What is needed =>
Scan the entries below and say how many lines contain "FCFA". Write only the number.
++++ Records provided ++++
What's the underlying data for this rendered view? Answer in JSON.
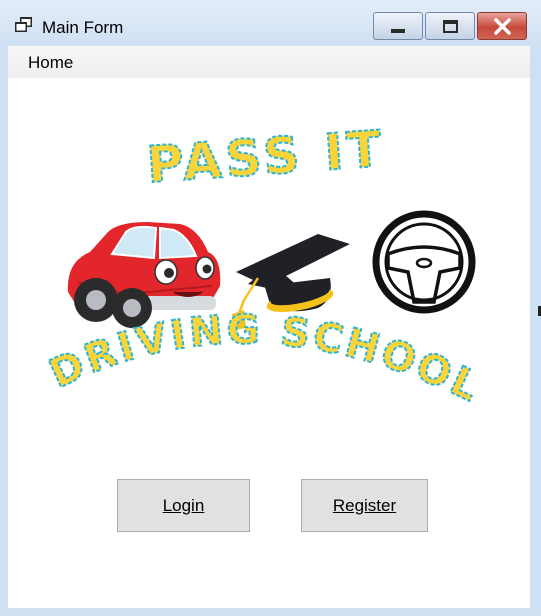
{
  "window": {
    "title": "Main Form"
  },
  "menu": {
    "home_label": "Home"
  },
  "logo": {
    "headline": "PASS IT",
    "subline": "DRIVING SCHOOL"
  },
  "buttons": {
    "login_label": "Login",
    "register_label": "Register"
  },
  "colors": {
    "logo_yellow": "#f9d43a",
    "logo_outline": "#2fb4d6",
    "car_red": "#e2262b",
    "cap_black": "#1f2126",
    "close_red": "#c74a3c"
  }
}
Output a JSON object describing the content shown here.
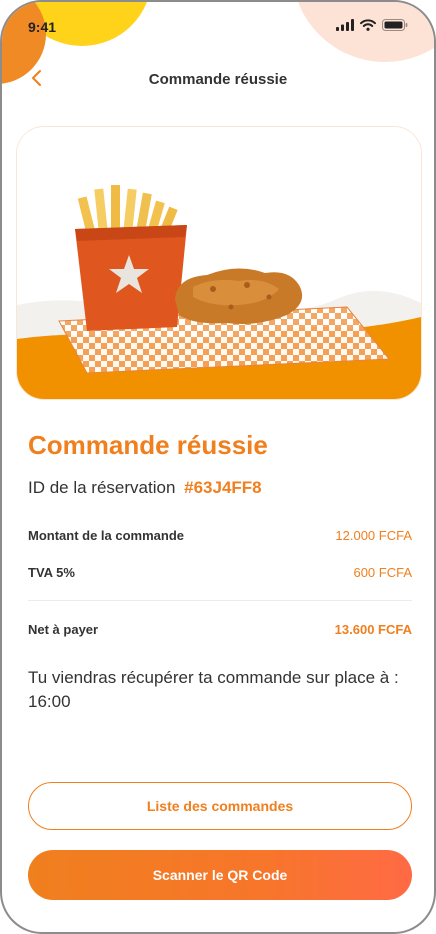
{
  "status_bar": {
    "time": "9:41",
    "icons": [
      "signal-icon",
      "wifi-icon",
      "battery-icon"
    ]
  },
  "header": {
    "back_icon": "chevron-left-icon",
    "title": "Commande réussie"
  },
  "hero": {
    "image": "fries-and-fried-chicken-on-checkered-paper"
  },
  "order": {
    "title": "Commande réussie",
    "reservation_label": "ID de la réservation",
    "reservation_id": "#63J4FF8",
    "rows": [
      {
        "label": "Montant de la commande",
        "value": "12.000 FCFA"
      },
      {
        "label": "TVA 5%",
        "value": "600 FCFA"
      }
    ],
    "net": {
      "label": "Net à payer",
      "value": "13.600 FCFA"
    },
    "pickup_text": "Tu viendras récupérer ta commande sur place à : 16:00"
  },
  "actions": {
    "orders_list_label": "Liste des commandes",
    "scan_qr_label": "Scanner le QR Code"
  },
  "colors": {
    "accent": "#f07f1e",
    "accent_end": "#ff6a45",
    "text": "#333333",
    "blob_yellow": "#ffd31a",
    "blob_peach": "#fde3d5"
  }
}
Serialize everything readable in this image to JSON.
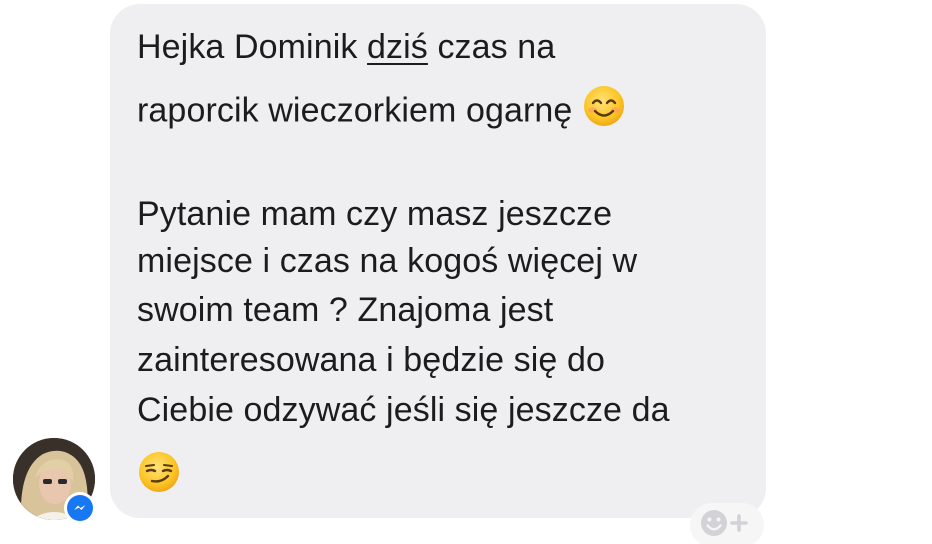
{
  "message": {
    "line1_before": "Hejka Dominik ",
    "line1_underlined": "dziś",
    "line1_after": " czas  na",
    "line2": "raporcik wieczorkiem ogarnę ",
    "line2_emoji": "smiling-face-icon",
    "line3": "Pytanie mam czy masz jeszcze",
    "line4": "miejsce i czas na kogoś więcej w",
    "line5": "swoim team ? Znajoma jest",
    "line6": "zainteresowana i  będzie się do",
    "line7": "Ciebie odzywać jeśli się jeszcze da",
    "line8_emoji": "smirking-face-icon"
  },
  "sender": {
    "avatar_icon": "avatar",
    "badge_icon": "messenger-icon",
    "badge_color": "#1877f2"
  },
  "reaction": {
    "icon": "add-reaction-icon"
  },
  "colors": {
    "bubble": "#efeff1",
    "text": "#1c1c1e"
  }
}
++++
Reply =>
3